═══ RECORD SET ═══

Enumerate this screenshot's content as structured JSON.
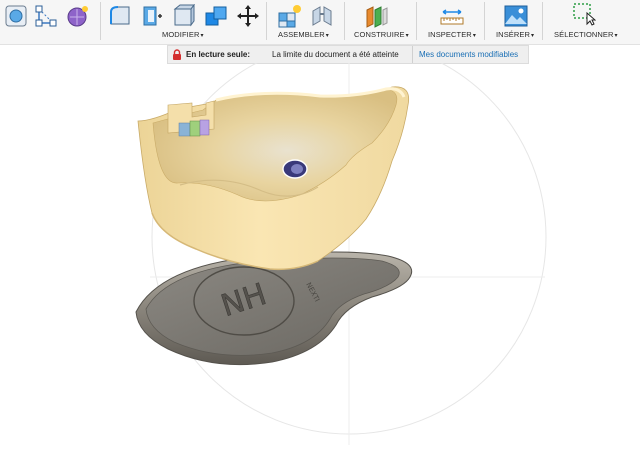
{
  "toolbar": {
    "groups": {
      "modify": "MODIFIER",
      "assemble": "ASSEMBLER",
      "construct": "CONSTRUIRE",
      "inspect": "INSPECTER",
      "insert": "INSÉRER",
      "select": "SÉLECTIONNER"
    },
    "caret": "▾"
  },
  "banner": {
    "readonly_label": "En lecture seule:",
    "message": "La limite du document a été atteinte",
    "link_label": "Mes documents modifiables"
  },
  "model": {
    "base_emboss_text": "NH",
    "base_side_text": "NEXTI"
  },
  "colors": {
    "accent_blue": "#1e88e5",
    "lock_red": "#d32f2f",
    "link_blue": "#1a6fb5",
    "part_yellow": "#f3dba0",
    "base_gray": "#7a7771"
  }
}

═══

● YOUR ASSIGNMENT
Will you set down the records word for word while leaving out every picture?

● ANSWER SECTION
Enumerate this screenshot's content as structured JSON.
{
  "toolbar": {
    "groups": {
      "modify": "MODIFIER",
      "assemble": "ASSEMBLER",
      "construct": "CONSTRUIRE",
      "inspect": "INSPECTER",
      "insert": "INSÉRER",
      "select": "SÉLECTIONNER"
    },
    "caret": "▾"
  },
  "banner": {
    "readonly_label": "En lecture seule:",
    "message": "La limite du document a été atteinte",
    "link_label": "Mes documents modifiables"
  },
  "model": {
    "base_emboss_text": "NH",
    "base_side_text": "NEXTI"
  },
  "colors": {
    "accent_blue": "#1e88e5",
    "lock_red": "#d32f2f",
    "link_blue": "#1a6fb5",
    "part_yellow": "#f3dba0",
    "base_gray": "#7a7771"
  }
}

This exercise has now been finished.